JIM SWIFT: Well, it depends on industry, and it depends on state. But as a rule, small businesses don't have nearly the cash reserves that bigger companies have. And so when you look at industries like hotel and restaurants, it's going to be very difficult for a lot of them to survive.

And there's also this dichotomy we're seeing between big companies and small companies in industries that seem to be growing. So online retail is an area where we saw a 21% increase in spending, but with small business versions of online retailers, it was down 26%. And so companies like that, are they going to be able to survive through this? You know, we'll see.

Food and beverage stores is another area where we saw big companies so far grow 20%, April over last year. But the small versions of those down 8%. So as we think about the recovery, a lot of people talked about V shapes and U shapes and swoosh shapes and all these other shapes. But the way we look at it is when we start to see consistent growth by SMBs in their spending, that's when we'll start to see job growth again.

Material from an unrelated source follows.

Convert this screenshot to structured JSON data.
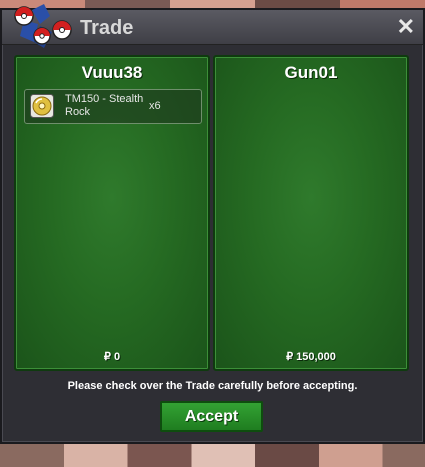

ZACK GUZMAN: Yeah, I mean, we haven't seen it yet, so still waiting for that on that front. You know, a personal favorite, square root shape, that's a good go-to that I've heard as well. But Jim Swift, I want to thank you for taking the time. Appreciate it, Cortera CEO joining us on this Monday. Thanks so much, Jim.

JIM SWIFT: Thanks a lot.